*Given entries:*
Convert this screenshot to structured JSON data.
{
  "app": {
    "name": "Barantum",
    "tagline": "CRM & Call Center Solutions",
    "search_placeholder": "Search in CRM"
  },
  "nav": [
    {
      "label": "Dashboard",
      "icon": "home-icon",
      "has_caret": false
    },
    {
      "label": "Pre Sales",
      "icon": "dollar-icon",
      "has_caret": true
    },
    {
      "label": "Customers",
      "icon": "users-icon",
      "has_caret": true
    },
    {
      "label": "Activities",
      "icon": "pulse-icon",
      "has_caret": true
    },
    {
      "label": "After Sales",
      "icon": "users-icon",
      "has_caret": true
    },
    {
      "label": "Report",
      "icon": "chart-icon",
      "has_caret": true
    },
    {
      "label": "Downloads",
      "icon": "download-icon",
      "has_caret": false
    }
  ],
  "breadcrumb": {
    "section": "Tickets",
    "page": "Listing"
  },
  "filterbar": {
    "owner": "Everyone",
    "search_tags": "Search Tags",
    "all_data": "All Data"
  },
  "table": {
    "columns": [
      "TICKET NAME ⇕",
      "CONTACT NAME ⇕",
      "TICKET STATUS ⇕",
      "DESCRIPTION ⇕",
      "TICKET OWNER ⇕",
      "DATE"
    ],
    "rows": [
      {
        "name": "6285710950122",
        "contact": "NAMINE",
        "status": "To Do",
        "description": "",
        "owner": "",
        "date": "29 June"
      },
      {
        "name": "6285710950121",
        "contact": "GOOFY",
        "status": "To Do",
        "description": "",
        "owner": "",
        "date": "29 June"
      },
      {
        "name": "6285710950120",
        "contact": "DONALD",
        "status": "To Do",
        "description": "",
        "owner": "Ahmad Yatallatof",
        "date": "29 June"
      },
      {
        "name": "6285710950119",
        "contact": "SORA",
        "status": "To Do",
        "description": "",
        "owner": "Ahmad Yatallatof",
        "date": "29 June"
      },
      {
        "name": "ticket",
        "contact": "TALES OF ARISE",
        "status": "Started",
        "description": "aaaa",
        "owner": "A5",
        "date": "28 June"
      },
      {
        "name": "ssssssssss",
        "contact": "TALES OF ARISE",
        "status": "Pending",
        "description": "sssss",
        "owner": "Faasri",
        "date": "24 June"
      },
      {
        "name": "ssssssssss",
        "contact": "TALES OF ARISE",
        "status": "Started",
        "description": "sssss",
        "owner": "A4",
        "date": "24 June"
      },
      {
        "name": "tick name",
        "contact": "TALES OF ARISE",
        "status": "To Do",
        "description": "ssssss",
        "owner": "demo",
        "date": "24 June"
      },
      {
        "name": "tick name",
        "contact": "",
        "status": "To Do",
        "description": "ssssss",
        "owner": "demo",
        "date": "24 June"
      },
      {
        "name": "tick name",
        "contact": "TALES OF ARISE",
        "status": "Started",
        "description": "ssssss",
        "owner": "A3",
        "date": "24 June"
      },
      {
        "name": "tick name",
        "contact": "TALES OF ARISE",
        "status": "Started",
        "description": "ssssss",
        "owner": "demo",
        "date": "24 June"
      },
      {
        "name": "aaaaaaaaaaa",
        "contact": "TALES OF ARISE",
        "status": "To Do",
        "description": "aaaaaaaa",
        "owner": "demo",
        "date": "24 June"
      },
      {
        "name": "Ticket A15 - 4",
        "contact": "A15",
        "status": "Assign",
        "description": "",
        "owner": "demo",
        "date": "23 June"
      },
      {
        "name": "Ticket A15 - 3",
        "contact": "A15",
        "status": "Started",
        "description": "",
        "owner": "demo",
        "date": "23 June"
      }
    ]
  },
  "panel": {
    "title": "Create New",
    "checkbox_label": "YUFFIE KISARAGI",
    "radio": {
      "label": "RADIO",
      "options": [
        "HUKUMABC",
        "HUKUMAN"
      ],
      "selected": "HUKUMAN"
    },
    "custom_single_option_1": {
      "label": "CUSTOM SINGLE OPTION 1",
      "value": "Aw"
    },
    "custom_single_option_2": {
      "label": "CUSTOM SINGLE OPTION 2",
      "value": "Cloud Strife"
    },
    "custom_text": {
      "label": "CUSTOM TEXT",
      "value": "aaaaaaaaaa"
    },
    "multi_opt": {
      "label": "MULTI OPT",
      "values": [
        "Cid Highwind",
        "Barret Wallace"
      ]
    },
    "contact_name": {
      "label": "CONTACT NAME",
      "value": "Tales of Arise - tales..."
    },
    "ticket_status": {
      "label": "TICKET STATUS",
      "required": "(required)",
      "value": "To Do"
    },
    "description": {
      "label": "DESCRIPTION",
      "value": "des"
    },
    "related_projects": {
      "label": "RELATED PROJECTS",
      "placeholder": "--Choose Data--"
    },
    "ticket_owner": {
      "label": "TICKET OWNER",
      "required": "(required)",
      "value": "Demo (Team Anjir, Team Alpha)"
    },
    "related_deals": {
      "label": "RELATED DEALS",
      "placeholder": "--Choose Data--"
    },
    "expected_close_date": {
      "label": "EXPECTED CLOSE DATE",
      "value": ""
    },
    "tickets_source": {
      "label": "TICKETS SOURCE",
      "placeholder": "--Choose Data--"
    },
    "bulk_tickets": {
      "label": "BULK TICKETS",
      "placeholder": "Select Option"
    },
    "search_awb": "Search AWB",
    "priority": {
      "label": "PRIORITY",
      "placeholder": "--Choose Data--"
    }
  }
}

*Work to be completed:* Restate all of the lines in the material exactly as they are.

*Reply:*
Convert this screenshot to structured JSON data.
{
  "app": {
    "name": "Barantum",
    "tagline": "CRM & Call Center Solutions",
    "search_placeholder": "Search in CRM"
  },
  "nav": [
    {
      "label": "Dashboard",
      "icon": "home-icon",
      "has_caret": false
    },
    {
      "label": "Pre Sales",
      "icon": "dollar-icon",
      "has_caret": true
    },
    {
      "label": "Customers",
      "icon": "users-icon",
      "has_caret": true
    },
    {
      "label": "Activities",
      "icon": "pulse-icon",
      "has_caret": true
    },
    {
      "label": "After Sales",
      "icon": "users-icon",
      "has_caret": true
    },
    {
      "label": "Report",
      "icon": "chart-icon",
      "has_caret": true
    },
    {
      "label": "Downloads",
      "icon": "download-icon",
      "has_caret": false
    }
  ],
  "breadcrumb": {
    "section": "Tickets",
    "page": "Listing"
  },
  "filterbar": {
    "owner": "Everyone",
    "search_tags": "Search Tags",
    "all_data": "All Data"
  },
  "table": {
    "columns": [
      "TICKET NAME ⇕",
      "CONTACT NAME ⇕",
      "TICKET STATUS ⇕",
      "DESCRIPTION ⇕",
      "TICKET OWNER ⇕",
      "DATE"
    ],
    "rows": [
      {
        "name": "6285710950122",
        "contact": "NAMINE",
        "status": "To Do",
        "description": "",
        "owner": "",
        "date": "29 June"
      },
      {
        "name": "6285710950121",
        "contact": "GOOFY",
        "status": "To Do",
        "description": "",
        "owner": "",
        "date": "29 June"
      },
      {
        "name": "6285710950120",
        "contact": "DONALD",
        "status": "To Do",
        "description": "",
        "owner": "Ahmad Yatallatof",
        "date": "29 June"
      },
      {
        "name": "6285710950119",
        "contact": "SORA",
        "status": "To Do",
        "description": "",
        "owner": "Ahmad Yatallatof",
        "date": "29 June"
      },
      {
        "name": "ticket",
        "contact": "TALES OF ARISE",
        "status": "Started",
        "description": "aaaa",
        "owner": "A5",
        "date": "28 June"
      },
      {
        "name": "ssssssssss",
        "contact": "TALES OF ARISE",
        "status": "Pending",
        "description": "sssss",
        "owner": "Faasri",
        "date": "24 June"
      },
      {
        "name": "ssssssssss",
        "contact": "TALES OF ARISE",
        "status": "Started",
        "description": "sssss",
        "owner": "A4",
        "date": "24 June"
      },
      {
        "name": "tick name",
        "contact": "TALES OF ARISE",
        "status": "To Do",
        "description": "ssssss",
        "owner": "demo",
        "date": "24 June"
      },
      {
        "name": "tick name",
        "contact": "",
        "status": "To Do",
        "description": "ssssss",
        "owner": "demo",
        "date": "24 June"
      },
      {
        "name": "tick name",
        "contact": "TALES OF ARISE",
        "status": "Started",
        "description": "ssssss",
        "owner": "A3",
        "date": "24 June"
      },
      {
        "name": "tick name",
        "contact": "TALES OF ARISE",
        "status": "Started",
        "description": "ssssss",
        "owner": "demo",
        "date": "24 June"
      },
      {
        "name": "aaaaaaaaaaa",
        "contact": "TALES OF ARISE",
        "status": "To Do",
        "description": "aaaaaaaa",
        "owner": "demo",
        "date": "24 June"
      },
      {
        "name": "Ticket A15 - 4",
        "contact": "A15",
        "status": "Assign",
        "description": "",
        "owner": "demo",
        "date": "23 June"
      },
      {
        "name": "Ticket A15 - 3",
        "contact": "A15",
        "status": "Started",
        "description": "",
        "owner": "demo",
        "date": "23 June"
      }
    ]
  },
  "panel": {
    "title": "Create New",
    "checkbox_label": "YUFFIE KISARAGI",
    "radio": {
      "label": "RADIO",
      "options": [
        "HUKUMABC",
        "HUKUMAN"
      ],
      "selected": "HUKUMAN"
    },
    "custom_single_option_1": {
      "label": "CUSTOM SINGLE OPTION 1",
      "value": "Aw"
    },
    "custom_single_option_2": {
      "label": "CUSTOM SINGLE OPTION 2",
      "value": "Cloud Strife"
    },
    "custom_text": {
      "label": "CUSTOM TEXT",
      "value": "aaaaaaaaaa"
    },
    "multi_opt": {
      "label": "MULTI OPT",
      "values": [
        "Cid Highwind",
        "Barret Wallace"
      ]
    },
    "contact_name": {
      "label": "CONTACT NAME",
      "value": "Tales of Arise - tales..."
    },
    "ticket_status": {
      "label": "TICKET STATUS",
      "required": "(required)",
      "value": "To Do"
    },
    "description": {
      "label": "DESCRIPTION",
      "value": "des"
    },
    "related_projects": {
      "label": "RELATED PROJECTS",
      "placeholder": "--Choose Data--"
    },
    "ticket_owner": {
      "label": "TICKET OWNER",
      "required": "(required)",
      "value": "Demo (Team Anjir, Team Alpha)"
    },
    "related_deals": {
      "label": "RELATED DEALS",
      "placeholder": "--Choose Data--"
    },
    "expected_close_date": {
      "label": "EXPECTED CLOSE DATE",
      "value": ""
    },
    "tickets_source": {
      "label": "TICKETS SOURCE",
      "placeholder": "--Choose Data--"
    },
    "bulk_tickets": {
      "label": "BULK TICKETS",
      "placeholder": "Select Option"
    },
    "search_awb": "Search AWB",
    "priority": {
      "label": "PRIORITY",
      "placeholder": "--Choose Data--"
    }
  }
}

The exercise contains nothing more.